MEPC 58 will be held in London from 6 to 10 October 2008 and is expected to consider further the reduction mechanisms developed by the intersessional meeting, with a view to their forming part of the future IMO regulatory regime. MEPC 58 is also expected to consider the related legal aspects and decide whether the GHG regulations should form part of an existing convention or whether an entirely new instrument should be developed and adopted. However, no clear conclusion was reached as to whether any such instrument should apply to all ships, irrespective of flag, or only to ships flying the flag of Parties to the UNFCCC and listed in Annex I to that Convention. MEPC 58 will also decide on the work needed prior to MEPC 59, to be held in July 2009, when final adoption of a coherent and comprehensive IMO regime to control GHG emissions from ships engaged in international trade is planned.

Tuesday, July 1, 2008

N.S. researchers use cellular technology to track ships in protected whale habitat

Source: The Canadian Press
Source Date: 29th Jun, 2008
Source Pages: -
Researchers at Dalhousie University in Nova Scotia, Canada, are using cell phone towers to pick up identification signals from ships travelling the North Atlantic, and are monitoring the signals to see if ships are detouring around the Roseway Basin, a habitat for endangered whales southwest of the province designated as a voluntary "area to be avoided."
Navy saves millions in fuel costs

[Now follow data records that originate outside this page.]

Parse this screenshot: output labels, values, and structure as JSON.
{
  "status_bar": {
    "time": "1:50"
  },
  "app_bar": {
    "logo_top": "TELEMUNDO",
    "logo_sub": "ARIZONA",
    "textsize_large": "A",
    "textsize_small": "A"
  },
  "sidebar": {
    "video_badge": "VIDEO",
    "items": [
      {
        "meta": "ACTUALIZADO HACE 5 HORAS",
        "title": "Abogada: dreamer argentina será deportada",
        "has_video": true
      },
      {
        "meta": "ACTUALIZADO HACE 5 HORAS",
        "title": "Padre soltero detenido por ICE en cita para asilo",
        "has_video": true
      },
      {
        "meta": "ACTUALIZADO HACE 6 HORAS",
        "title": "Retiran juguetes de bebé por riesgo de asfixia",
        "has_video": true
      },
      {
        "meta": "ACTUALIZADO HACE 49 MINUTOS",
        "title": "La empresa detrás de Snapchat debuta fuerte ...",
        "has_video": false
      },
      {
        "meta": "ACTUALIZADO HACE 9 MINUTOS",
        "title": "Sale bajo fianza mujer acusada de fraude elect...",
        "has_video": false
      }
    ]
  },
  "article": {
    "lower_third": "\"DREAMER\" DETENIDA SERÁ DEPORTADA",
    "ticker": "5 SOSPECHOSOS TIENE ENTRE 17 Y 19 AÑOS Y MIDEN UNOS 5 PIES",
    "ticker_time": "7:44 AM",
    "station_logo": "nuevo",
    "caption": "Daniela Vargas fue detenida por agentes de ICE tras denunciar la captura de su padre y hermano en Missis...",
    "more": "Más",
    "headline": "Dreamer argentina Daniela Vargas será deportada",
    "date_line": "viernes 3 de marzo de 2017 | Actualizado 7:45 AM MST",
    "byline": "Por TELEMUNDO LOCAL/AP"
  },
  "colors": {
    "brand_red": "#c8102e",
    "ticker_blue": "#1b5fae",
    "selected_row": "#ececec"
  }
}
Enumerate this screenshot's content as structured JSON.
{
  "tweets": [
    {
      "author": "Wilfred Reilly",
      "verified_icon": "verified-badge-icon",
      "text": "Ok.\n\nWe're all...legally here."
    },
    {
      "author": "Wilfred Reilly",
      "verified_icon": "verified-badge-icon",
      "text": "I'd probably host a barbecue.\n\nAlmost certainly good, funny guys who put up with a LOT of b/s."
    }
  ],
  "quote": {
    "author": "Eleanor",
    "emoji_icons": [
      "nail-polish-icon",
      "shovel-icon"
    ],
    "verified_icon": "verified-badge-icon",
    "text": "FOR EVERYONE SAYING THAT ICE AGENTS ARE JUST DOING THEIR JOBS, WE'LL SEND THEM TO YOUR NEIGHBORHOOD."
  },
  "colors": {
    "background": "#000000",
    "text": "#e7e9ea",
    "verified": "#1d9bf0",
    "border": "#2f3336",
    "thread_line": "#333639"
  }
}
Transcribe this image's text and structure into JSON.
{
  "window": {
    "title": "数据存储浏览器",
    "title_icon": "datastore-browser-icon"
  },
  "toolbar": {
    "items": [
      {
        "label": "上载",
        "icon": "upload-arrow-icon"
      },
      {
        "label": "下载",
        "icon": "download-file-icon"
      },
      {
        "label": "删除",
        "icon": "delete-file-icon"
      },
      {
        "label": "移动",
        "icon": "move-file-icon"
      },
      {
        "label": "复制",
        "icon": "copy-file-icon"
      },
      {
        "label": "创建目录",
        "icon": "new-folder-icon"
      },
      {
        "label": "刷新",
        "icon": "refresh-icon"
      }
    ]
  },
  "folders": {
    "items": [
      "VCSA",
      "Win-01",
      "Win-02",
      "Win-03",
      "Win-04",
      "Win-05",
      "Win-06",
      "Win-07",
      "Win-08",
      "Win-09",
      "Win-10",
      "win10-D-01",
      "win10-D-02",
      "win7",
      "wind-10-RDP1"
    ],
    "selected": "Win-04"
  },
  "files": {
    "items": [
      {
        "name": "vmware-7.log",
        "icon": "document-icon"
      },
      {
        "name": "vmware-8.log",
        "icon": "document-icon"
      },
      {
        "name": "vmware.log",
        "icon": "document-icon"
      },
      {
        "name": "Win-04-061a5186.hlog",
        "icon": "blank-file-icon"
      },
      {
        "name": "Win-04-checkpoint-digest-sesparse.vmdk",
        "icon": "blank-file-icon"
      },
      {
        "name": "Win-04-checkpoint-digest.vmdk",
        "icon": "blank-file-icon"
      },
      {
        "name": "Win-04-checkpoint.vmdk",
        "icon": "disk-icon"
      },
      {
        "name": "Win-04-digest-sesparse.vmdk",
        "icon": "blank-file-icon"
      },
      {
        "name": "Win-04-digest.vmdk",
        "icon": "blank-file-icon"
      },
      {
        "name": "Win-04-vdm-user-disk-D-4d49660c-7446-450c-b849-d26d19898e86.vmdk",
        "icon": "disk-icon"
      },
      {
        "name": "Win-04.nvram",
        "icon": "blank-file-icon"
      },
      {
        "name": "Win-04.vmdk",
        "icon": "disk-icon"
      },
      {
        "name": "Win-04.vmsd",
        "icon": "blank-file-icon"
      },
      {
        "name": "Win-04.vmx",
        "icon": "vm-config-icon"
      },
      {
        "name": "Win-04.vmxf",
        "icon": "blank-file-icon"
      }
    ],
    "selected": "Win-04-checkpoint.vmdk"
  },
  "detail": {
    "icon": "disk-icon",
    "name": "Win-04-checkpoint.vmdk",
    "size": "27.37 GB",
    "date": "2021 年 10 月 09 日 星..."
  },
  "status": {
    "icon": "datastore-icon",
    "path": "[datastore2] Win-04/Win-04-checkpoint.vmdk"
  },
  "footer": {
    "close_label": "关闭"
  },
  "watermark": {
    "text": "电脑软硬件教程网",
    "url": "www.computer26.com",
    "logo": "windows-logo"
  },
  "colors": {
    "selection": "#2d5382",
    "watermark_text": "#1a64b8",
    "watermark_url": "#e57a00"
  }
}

Source Date: 27th Jun, 2008
Source Pages: -
The US Navy's Energy Conservation (ENCON) Program is saving millions of dollars in fuel costs, while keeping ships at sea to support the nation's Maritime Strategy. ENCON includes two major energy conservation and management programs, spearheaded by Naval Sea Systems Command in Washington, D.C., which are projected to save more than 1.14 million barrels of oil in 2008.

New Technology for Ballast Water Management System

For shipowners who may be interested

The "Sedimentor"
Frisian Marine Technologies introduces a new and powerful shipboard Ballast Water Management System. This System will perform to maximum effectiveness and is the most suitable and appropriate Ballast Water Management System for ships with ballast flow rates from 50 m3/hr up to 5000 m3/hr pump and even more.
The sediment removal system is engineered of modular parts. There are two volumes. A 50 m3/h volume and a 100 m3/h volume.
For example a 250 m3/h sediment removal system is made of two 100 m3/h and one 50 m3/h volume. The size of a 100 m3/h sediment removal system is comparable with the size of an oil drum.

It is designed to achieve virtually every Standard proposed by IMO’s MEPC 52 and MEPC 53. [approved by Lloyds Register]

Product Addresses:

Frisian Marine Technologies - L-59 Executive Mews - 1930 Route 70 East - Cherry Hill, NJ 08003-4201 - USA
T : +1-856-489-6411 - F : +1-856-489-6449 - E : - I :

Info on the Ballast Water Management Convention Adopted by the IMO

From DNV - Managing Risk

The IMO held an International Conference on Ballast Water Management for ships 9–13 February. The new International Convention for the Control and Management of Ship’s Ballast Water and Sediments was adopted at the conference.
The main impact of these requirements is that ballast water exchange will be phased out as an acceptable method of complying with the Convention during the period from 2009 to 2016, depending on the vessel’s ballast water capacity and delivery date. After this, ballast water treatment will be the only remaining option for complying with the Convention. The Convention contains a treatment standard that cannot be met by current treatment methods and technology. However, the standard is believed to be obtainable by the time ballast water exchange is to be phased out. Should this not be the case, the Convention contains opportunities to reconsider and amend the treatment standard in line with technical developments.

Entry into force
The Convention will enter into force 12 months after ratification by 30 states which represent 35 per cent of the world’s merchant shipping tonnage.